At a time when men and women were prepared to kill - and be killed - for their faith, the Reformation tore western world apart. In this title, the author re-creates the religious battles of priests, monarchs, scholars and politicians, from zealous Martin Luther nailing his Theses to door of a Wittenburg church to the radical Ignatius of Loyola.
A study of the Elizabethan text, Holinshed's "Chronicles" - a history of England, Scotland and Ireland. Patterson argues that the chronicles should be read in their own right, as an important and inventive cultural history, rather than simply as source material for Shakespeare's plays.
Vives advocated education for all women, regardless of social class and ability. From childhood through adolescence to marriage and widowhood, this manual offers advice as well as philosophical meditation. Vives stressed that women were intellectually equal if not superior to men.
In the 14th century, Nicolo and Antonio Zen journeyed from Venice up the North Atlantic, encountering warrior princes, fighting savage natives and, just possibly, reaching the New World a full century before Columbus. This title sets out to discover the truth about the Zen voyages.
Long forgotten in England, Providence Island is a microcosm of the 400-year-old Atlantic story, a narrative of colonial struggle and empire, slavery and drugs, pirates and puritans and amazing reversals of fortunes.
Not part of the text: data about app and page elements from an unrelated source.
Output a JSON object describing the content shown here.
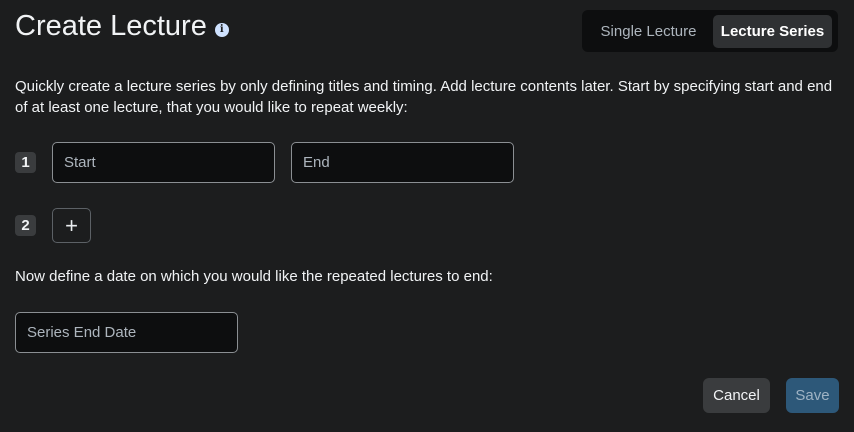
{
  "header": {
    "title": "Create Lecture",
    "info_icon": "info-icon",
    "modes": {
      "single": "Single Lecture",
      "series": "Lecture Series",
      "selected": "series"
    }
  },
  "description": "Quickly create a lecture series by only defining titles and timing. Add lecture contents later. Start by specifying start and end of at least one lecture, that you would like to repeat weekly:",
  "lectures": [
    {
      "number": "1",
      "start_placeholder": "Start",
      "end_placeholder": "End"
    }
  ],
  "next_row": {
    "number": "2",
    "add_icon": "plus-icon",
    "add_symbol": "+"
  },
  "end_prompt": "Now define a date on which you would like the repeated lectures to end:",
  "series_end_placeholder": "Series End Date",
  "footer": {
    "cancel_label": "Cancel",
    "save_label": "Save"
  },
  "colors": {
    "background": "#1c1d1e",
    "input_bg": "#0d0e0f",
    "save_bg": "#2d5879"
  }
}
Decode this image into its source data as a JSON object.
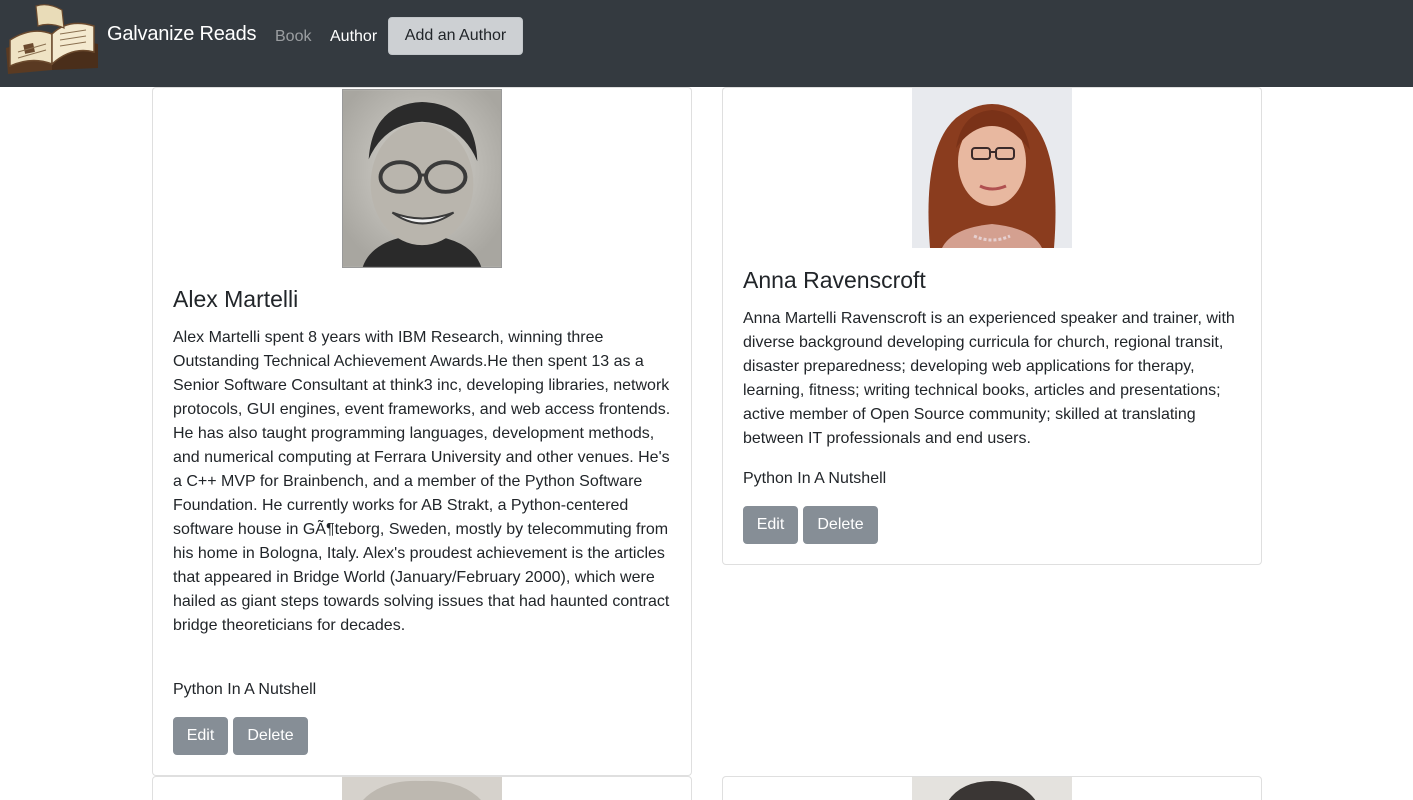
{
  "navbar": {
    "brand": "Galvanize Reads",
    "links": [
      "Book",
      "Author"
    ],
    "add_button": "Add an Author"
  },
  "authors": [
    {
      "name": "Alex Martelli",
      "bio": "Alex Martelli spent 8 years with IBM Research, winning three Outstanding Technical Achievement Awards.He then spent 13 as a Senior Software Consultant at think3 inc, developing libraries, network protocols, GUI engines, event frameworks, and web access frontends. He has also taught programming languages, development methods, and numerical computing at Ferrara University and other venues. He's a C++ MVP for Brainbench, and a member of the Python Software Foundation. He currently works for AB Strakt, a Python-centered software house in GÃ¶teborg, Sweden, mostly by telecommuting from his home in Bologna, Italy. Alex's proudest achievement is the articles that appeared in Bridge World (January/February 2000), which were hailed as giant steps towards solving issues that had haunted contract bridge theoreticians for decades.",
      "books": "Python In A Nutshell",
      "edit_label": "Edit",
      "delete_label": "Delete"
    },
    {
      "name": "Anna Ravenscroft",
      "bio": "Anna Martelli Ravenscroft is an experienced speaker and trainer, with diverse background developing curricula for church, regional transit, disaster preparedness; developing web applications for therapy, learning, fitness; writing technical books, articles and presentations; active member of Open Source community; skilled at translating between IT professionals and end users.",
      "books": "Python In A Nutshell",
      "edit_label": "Edit",
      "delete_label": "Delete"
    }
  ]
}
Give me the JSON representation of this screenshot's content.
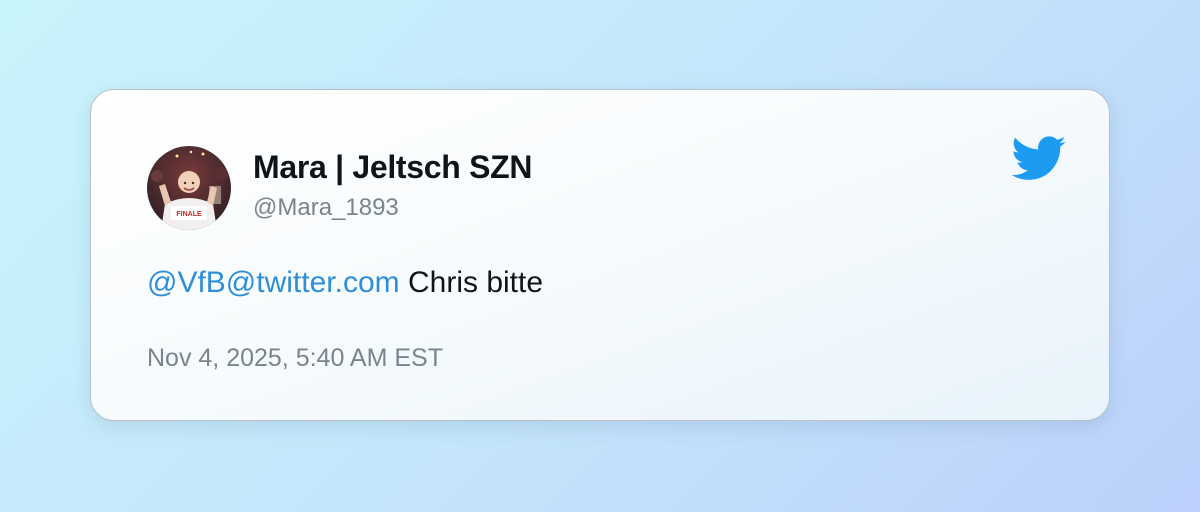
{
  "user": {
    "display_name": "Mara | Jeltsch SZN",
    "handle": "@Mara_1893",
    "avatar_icon": "profile-photo",
    "avatar_shirt_text": "FINALE"
  },
  "tweet": {
    "mention": "@VfB@twitter.com",
    "text": " Chris bitte",
    "timestamp": "Nov 4, 2025, 5:40 AM EST"
  },
  "brand": {
    "icon": "twitter-bird-icon",
    "color": "#1d9bf0",
    "link_color": "#2f8fd6"
  }
}
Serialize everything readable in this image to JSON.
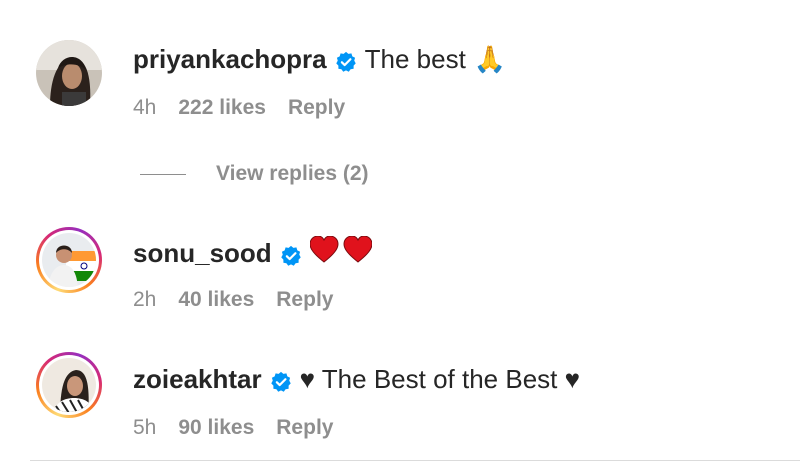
{
  "comments": [
    {
      "username": "priyankachopra",
      "text": "The best",
      "emoji": "🙏",
      "time": "4h",
      "likes": "222 likes",
      "reply": "Reply"
    },
    {
      "username": "sonu_sood",
      "text": "",
      "emoji": "❤️❤️",
      "time": "2h",
      "likes": "40 likes",
      "reply": "Reply"
    },
    {
      "username": "zoieakhtar",
      "text": "♥ The Best of the Best ♥",
      "emoji": "",
      "time": "5h",
      "likes": "90 likes",
      "reply": "Reply"
    }
  ],
  "view_replies": "View replies (2)",
  "icons": {
    "verified": "verified-badge-icon",
    "verified_color": "#0095f6"
  }
}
At once intimate and global, this book casts new light on the part England played in the making of the modern world.
This book is an interdisciplinary collection of essays on an important but overlooked aspect of early modern English life: the artistic and intellectual patronage of the Inns of Court and their influence on religion, politics, education, rhetoric, and culture from the late fifteenth through the early eighteenth centuries.
Presents an account of the direct experience of individuals at 'the point of maximum danger'. This title examines the physical conditions of fighting, the particular emotions and behaviour generated by battle, as well as the motives that impel soldiers to stand and fight rather than run away.
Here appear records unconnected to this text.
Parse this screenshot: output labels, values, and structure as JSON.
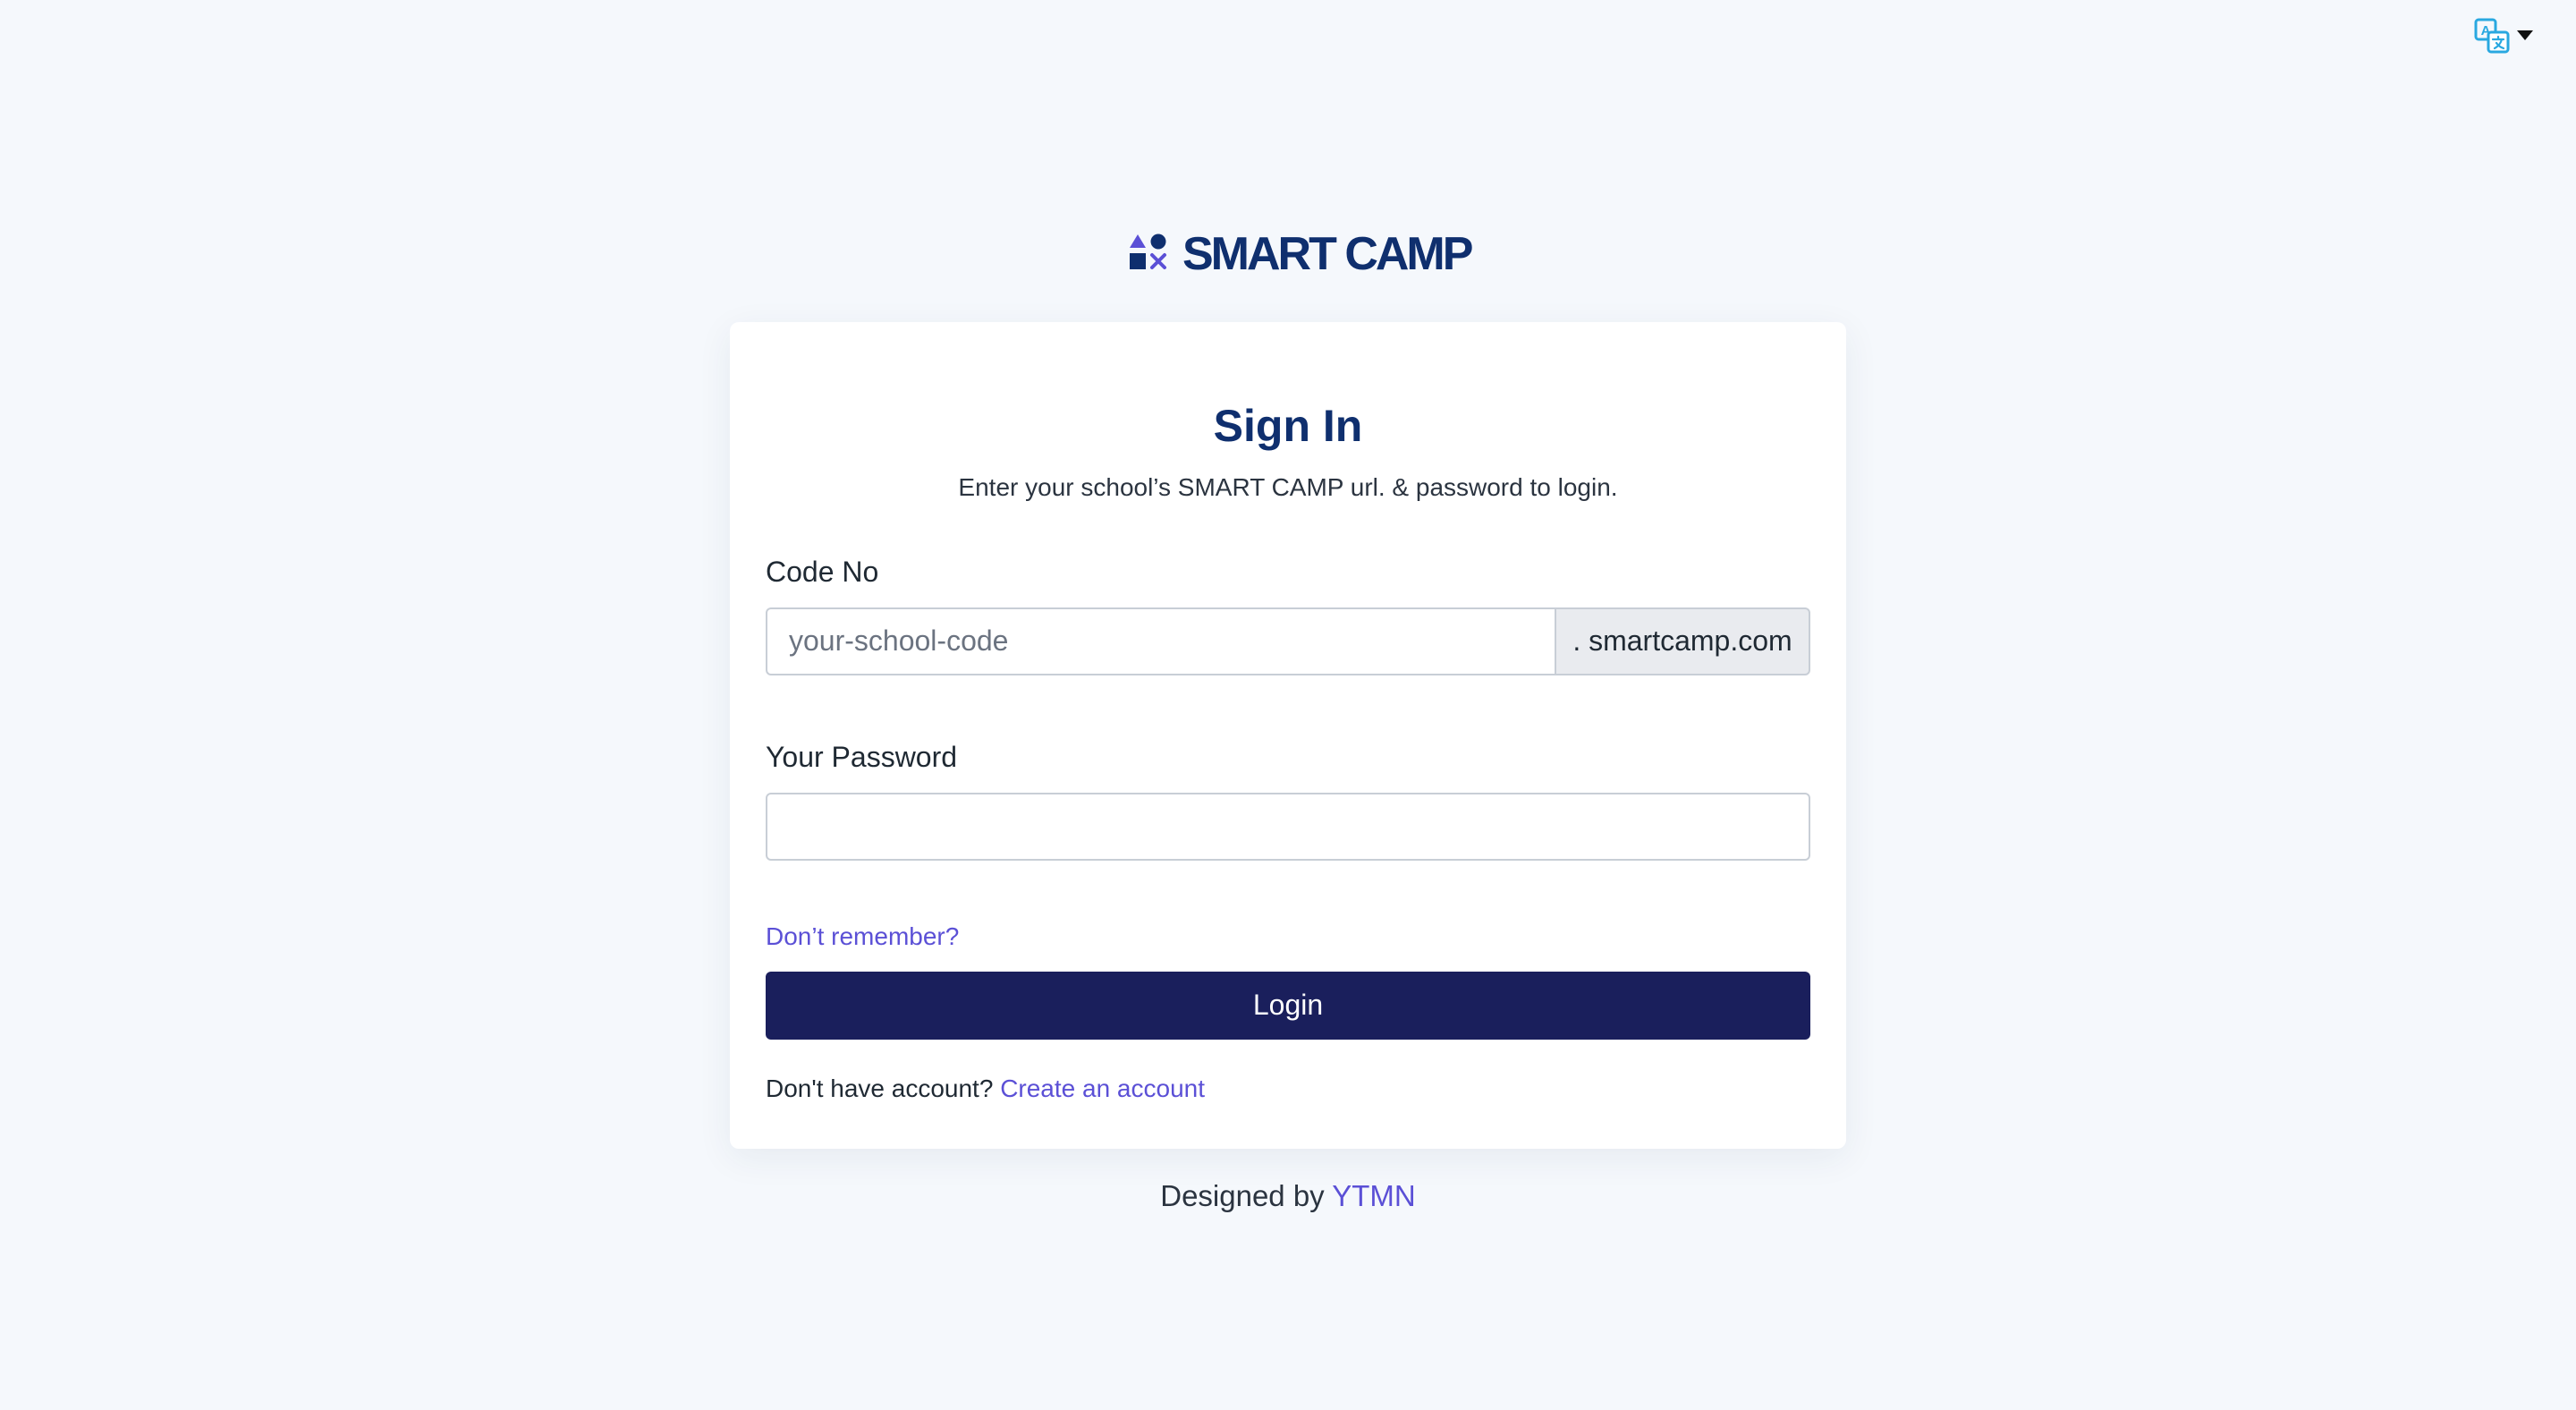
{
  "language_switcher": {
    "icon": "translate-icon",
    "caret_icon": "caret-down-icon"
  },
  "brand": {
    "name": "SMART CAMP",
    "logo_icon": "shapes-logo-icon"
  },
  "signin": {
    "title": "Sign In",
    "subtitle": "Enter your school’s SMART CAMP url. & password to login.",
    "code_label": "Code No",
    "code_placeholder": "your-school-code",
    "code_value": "",
    "code_suffix": ". smartcamp.com",
    "password_label": "Your Password",
    "password_value": "",
    "forgot_label": "Don’t remember?",
    "login_label": "Login",
    "no_account_text": "Don't have account?",
    "create_account_label": "Create an account"
  },
  "footer": {
    "designed_by": "Designed by",
    "author": "YTMN"
  },
  "colors": {
    "background": "#f5f8fc",
    "brand_navy": "#0f2f6e",
    "button": "#1a1f5c",
    "link": "#5b50d6",
    "accent_icon": "#29a8e0"
  }
}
The horrific series of conflicts known as the Thirty Years War (1618-48) tore the heart out of Europe, killing perhaps a quarter of all Germans and laying waste to whole areas of Central Europe to such a degree that many towns and regions never recovered. This title explains a compelling series of events.
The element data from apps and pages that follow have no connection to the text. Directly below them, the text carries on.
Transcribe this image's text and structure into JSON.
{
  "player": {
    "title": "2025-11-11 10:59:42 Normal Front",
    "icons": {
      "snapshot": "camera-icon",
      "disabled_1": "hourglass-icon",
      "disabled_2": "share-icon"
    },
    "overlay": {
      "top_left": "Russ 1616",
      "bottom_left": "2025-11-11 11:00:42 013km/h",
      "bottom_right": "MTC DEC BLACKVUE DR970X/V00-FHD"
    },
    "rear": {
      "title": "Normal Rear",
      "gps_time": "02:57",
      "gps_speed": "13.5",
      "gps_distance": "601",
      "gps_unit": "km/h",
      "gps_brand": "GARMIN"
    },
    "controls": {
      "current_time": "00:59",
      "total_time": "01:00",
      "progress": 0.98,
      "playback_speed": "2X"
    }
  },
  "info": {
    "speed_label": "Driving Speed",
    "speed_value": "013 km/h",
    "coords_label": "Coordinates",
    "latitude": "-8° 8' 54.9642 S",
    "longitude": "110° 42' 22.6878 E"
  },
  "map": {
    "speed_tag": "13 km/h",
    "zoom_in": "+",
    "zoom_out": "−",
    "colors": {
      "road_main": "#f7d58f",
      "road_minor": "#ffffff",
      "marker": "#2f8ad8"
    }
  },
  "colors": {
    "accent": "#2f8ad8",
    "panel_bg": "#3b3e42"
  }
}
Follows in the footsteps of some of the greatest of the Spanish adventurers travelling from the forests of Amazonia to Lake Titicaca, the deserts of North Mexico, the snowpeaks of the Andes and the heights of Machu Picchu. This work explores the turbulent and terrifying events surrounding the Spanish conquest of the Aztec and Inca empires.
Focusing on the magisterial and enigmatic Charles V, Emperor of Europe and the New World, this title begins with the return of the remnants of Magellan's expedition around the world in 1522 and ends with Charles' death in 1558. In the decades between, the Spaniards conquer Guatemala, Yucatan, Columbia, Venezuela, Peru and Chile.
Henry, desperate to marry Anne Boleyn and ensure the Tudor line asks Pope Clement VII to grant him a divorce. Enter Gregorio Casali, an Italian diplomat hired to represent Henry's interests in the Vatican. This book combines a gripping family saga with a charged political battle between the Tudors and the Vatican.
Elizabeth of York would have ruled England, but for the fact that she was a woman. Heiress to the royal House of York, she schemed to marry Richard III, the man who had deposed and probably killed her brothers, and it is possible that she then conspired to put Henry Tudor on the throne. This book is a portrait of this beloved queen.
Sister to Anne Boleyn and seduced by two kings, Mary Boleyn has long been the subject of scandal and myth. Her affair with Henry VIII fuelled the shocking annulment of his marriage to Anne, and Mary is rumoured to have borne his child in secret.